Buglife is working in collaboration with scientists from the University of Oxford, the University of Southampton, and the Species Recovery Trust to search for one of the UK’s most elusive insects – the New Forest cicada at key locations managed by the Forestry Commission. This mysterious little critter hasn’t been sighted in the UK for well over 15 years and is highly endangered!
Cicadas spend around seven years under ground as a nymph, before the adults emerge and are active for 2-4 weeks between late May to mid July. Male cicadas fly up into the trees where they sing to attract a mate, however these fair weather loving insects will only sing on warm, sunny, still days. The frequency that the cicada sings at is so high that it is very hard for humans to hear.
Over the last few years, insect experts from Buglife and Species Recovery Trust have conducted extensive searches for the cicada across the New Forest and have highlighted the areas where this insect is most likely to be found. This summer over 100 tiny acoustic cicada detectors, developed in Oxford and Southampton, will be deployed across the forest in key locations between May and July.
“Our new cicada detectors allow us to continuously monitor areas where we think the cicada may be present, automatically detecting and recording its high frequency song,” said Prof. Alex Rogers of the University of Oxford.
Dr Sarah Henshall, Lead Invertebrate Ecologist for Buglife said that “the New Forest is a large and diverse area, we are optimistic that the New Forest cicada is hanging on in a rarely visited part of the Forest. Using both this new technology, and help from the public using the previously launched CicadaHunt smartphone app, we are hopeful we can find the UK’s only native species of cicada.”
We are calling on members of the public visiting the New Forest to join the search by downloading the app and conducting their own survey http://www.newforestcicada.info/ . We have produced a map highlighting we thing there is the greatest chance of find a cicada.
Dominic Price, Director of the Species Recovery Trust, said: “The New Forest Cicada is proving incredibly elusive to track down, giving us real worries for its continuing survival. Hopefully this technology will enable us to re-find this remarkable insect.”

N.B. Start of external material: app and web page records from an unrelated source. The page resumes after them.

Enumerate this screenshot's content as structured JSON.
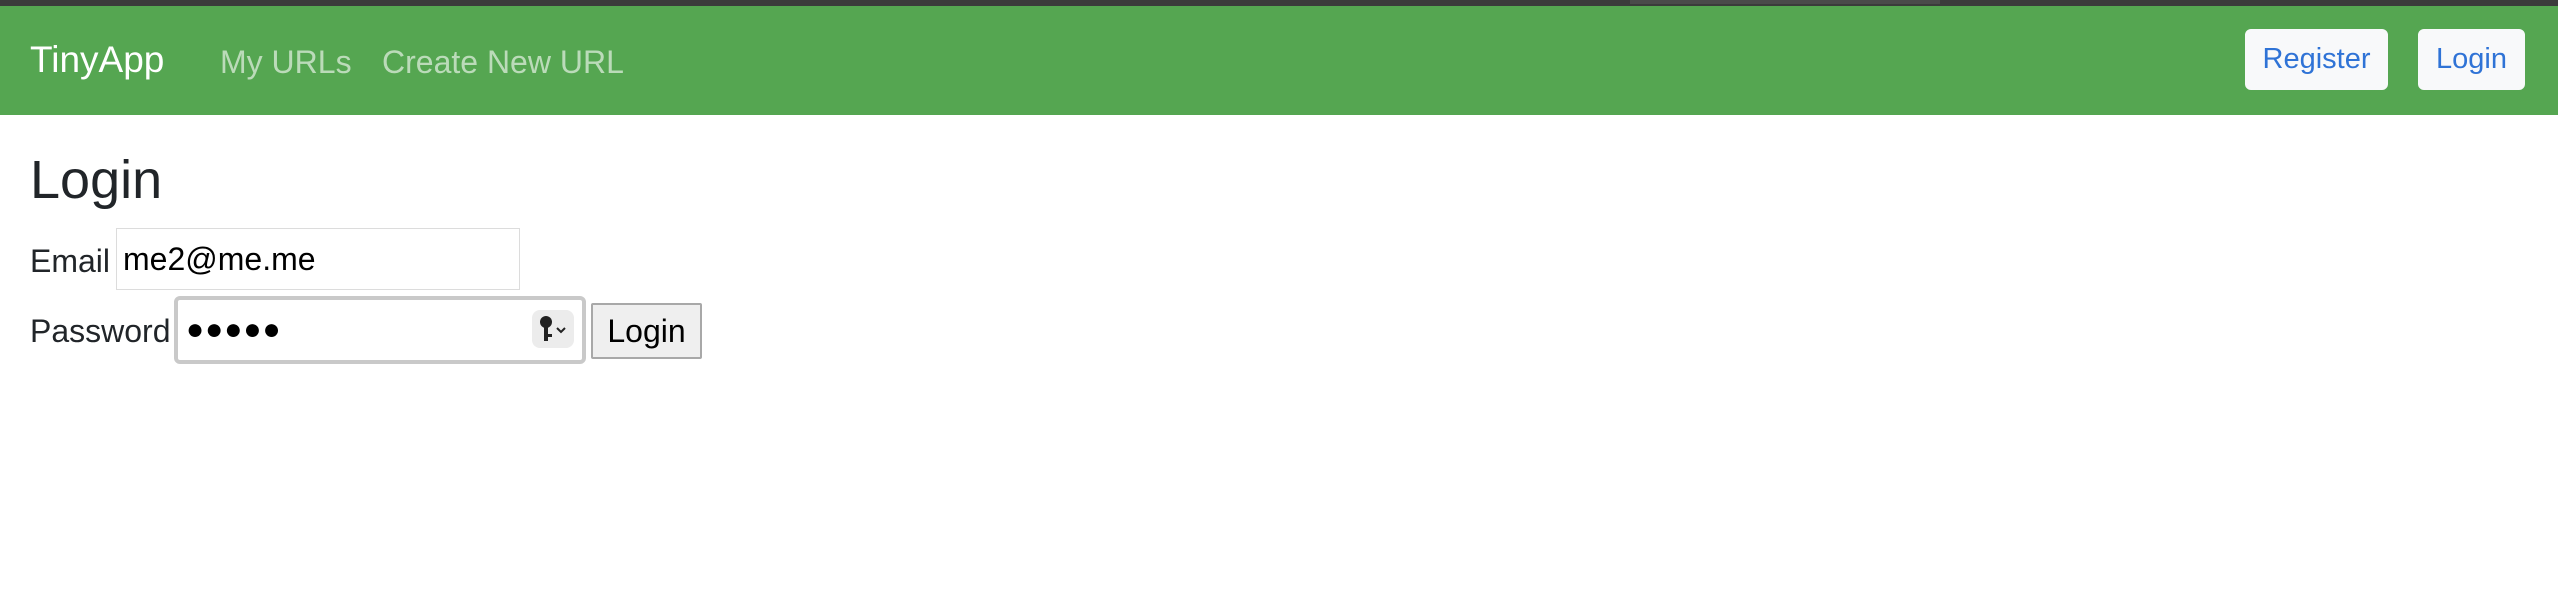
{
  "navbar": {
    "brand": "TinyApp",
    "links": [
      {
        "label": "My URLs"
      },
      {
        "label": "Create New URL"
      }
    ],
    "buttons": [
      {
        "label": "Register"
      },
      {
        "label": "Login"
      }
    ]
  },
  "main": {
    "title": "Login",
    "email": {
      "label": "Email",
      "value": "me2@me.me"
    },
    "password": {
      "label": "Password",
      "value": "●●●●●"
    },
    "submit_label": "Login"
  },
  "icons": {
    "password_manager": "key-icon"
  },
  "colors": {
    "navbar_bg": "#55a651",
    "nav_button_text": "#2f73d6",
    "nav_button_bg": "#f8f9fa"
  }
}
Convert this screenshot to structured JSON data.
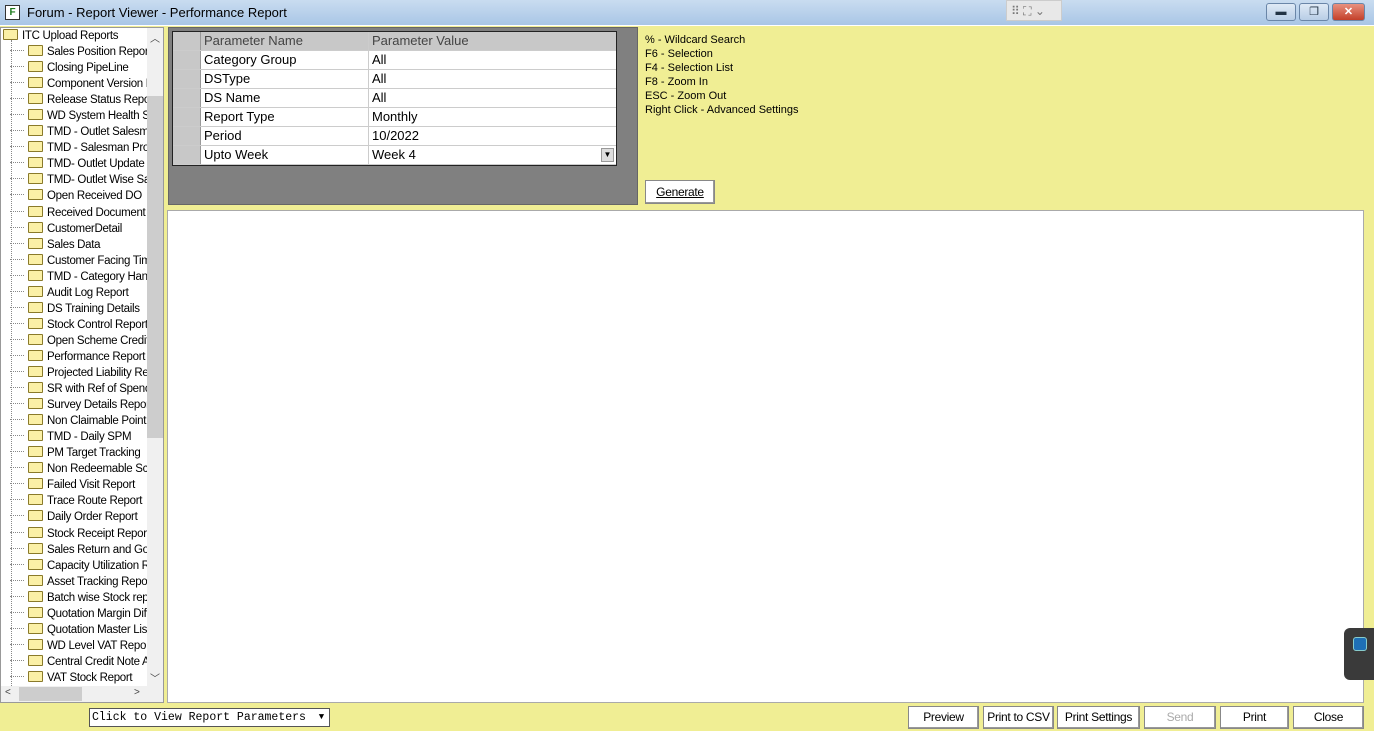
{
  "window": {
    "title": "Forum - Report Viewer - Performance Report",
    "app_icon": "F",
    "min": "minimize-icon",
    "restore": "restore-icon",
    "close": "close-icon"
  },
  "tree": {
    "root": "ITC Upload Reports",
    "selected": "Performance Report",
    "items": [
      "Sales Position Report",
      "Closing PipeLine",
      "Component Version R",
      "Release Status Repo",
      "WD System Health S",
      "TMD - Outlet Salesma",
      "TMD - Salesman Proc",
      "TMD- Outlet Update",
      "TMD- Outlet Wise Sa",
      "Open Received DO",
      "Received Document",
      "CustomerDetail",
      "Sales Data",
      "Customer Facing Time",
      "TMD - Category Hand",
      "Audit Log Report",
      "DS Training Details",
      "Stock Control Report",
      "Open Scheme Credit",
      "Performance Report",
      "Projected Liability Rep",
      "SR with Ref of Spenc",
      "Survey Details Report",
      "Non Claimable Point S",
      "TMD - Daily SPM",
      "PM Target Tracking",
      "Non Redeemable Sch",
      "Failed Visit Report",
      "Trace Route Report",
      "Daily Order Report",
      "Stock Receipt Report",
      "Sales Return and Goo",
      "Capacity Utilization R",
      "Asset Tracking Repor",
      "Batch wise Stock rep",
      "Quotation Margin Diffe",
      "Quotation Master List",
      "WD Level VAT Repo",
      "Central Credit Note Ac",
      "VAT Stock Report"
    ]
  },
  "params": {
    "headers": {
      "name": "Parameter Name",
      "value": "Parameter Value"
    },
    "rows": [
      {
        "name": "Category Group",
        "value": "All"
      },
      {
        "name": "DSType",
        "value": "All"
      },
      {
        "name": "DS Name",
        "value": "All"
      },
      {
        "name": "Report Type",
        "value": "Monthly"
      },
      {
        "name": "Period",
        "value": "10/2022"
      },
      {
        "name": "Upto Week",
        "value": "Week 4"
      }
    ]
  },
  "hints": [
    "% - Wildcard Search",
    "F6 - Selection",
    "F4 - Selection List",
    "F8 - Zoom In",
    "ESC - Zoom Out",
    "Right Click - Advanced Settings"
  ],
  "generate_label": "Generate",
  "footer": {
    "combo_value": "Click to View Report Parameters",
    "buttons": {
      "preview": "Preview",
      "csv": "Print to CSV",
      "settings": "Print Settings",
      "send": "Send",
      "print": "Print",
      "close": "Close"
    }
  },
  "colors": {
    "panel": "#f0ee94",
    "grid_bg": "#808080"
  }
}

Jay Doyle, South District Forestry Commission Ecologist, said: “To rediscover the New Forest cicada in woodlands we manage would be fantastic news and this would make it possible for us to improve the cicada’s habitat.”